In mathematical proofs, it is crucial to prove the desired statement without assuming its truth. Errors can arise when assuming what actually needs to be proven or taking the desired conclusion for granted. For instance, assuming that a statement holds true without providing substantial evidence or reasoning can render a proof incomplete or incorrect. To avoid this error, identify the specific statement to be proven, start from the given information or known facts, and build a logical chain of reasoning to establish the desired conclusion. Avoiding unfounded assumptions will help ensure comprehensive and accurate mathematical proofs.

### Inadequate Communication of Ideas

Mathematical proofs require clear and concise communication of ideas and logical reasoning. Errors can occur when inadequately communicating the steps, explanations, or justifications in a proof. Poor organization, ambiguous language, or missing details can undermine the clarity and believability of a proof. To improve the communication of ideas, structure your proof with appropriate headings, clearly explain each step, use precise mathematical language, and provide sufficient details to support your arguments. Effective communication will enhance the clarity and credibility of your mathematical proofs.

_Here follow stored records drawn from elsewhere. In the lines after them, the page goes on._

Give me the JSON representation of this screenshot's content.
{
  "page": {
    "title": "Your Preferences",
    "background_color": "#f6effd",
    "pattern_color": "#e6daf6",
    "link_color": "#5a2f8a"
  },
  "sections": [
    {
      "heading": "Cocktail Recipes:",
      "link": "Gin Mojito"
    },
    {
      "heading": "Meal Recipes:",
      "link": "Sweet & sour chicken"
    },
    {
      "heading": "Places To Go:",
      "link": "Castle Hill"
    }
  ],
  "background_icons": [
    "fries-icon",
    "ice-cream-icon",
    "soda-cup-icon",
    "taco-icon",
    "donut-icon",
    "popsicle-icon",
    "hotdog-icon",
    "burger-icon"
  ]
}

### Missing or Incomplete Dependencies

Dependencies in mathematical proofs refer to the relationships between statements or theorems that are used to justify subsequent steps. Errors can occur when missing or incomplete dependencies lead to unsupported assertions or flawed justifications. For example, referencing a theorem without proving it or neglecting a crucial step can result in gaps in the logical progression of a proof. To avoid this error, explicitly identify and validate all necessary dependencies, provide proper justifications for each statement, and ensure a continuous flow of logical reasoning. Awareness of dependencies will help establish the coherence and validity of your mathematical proofs.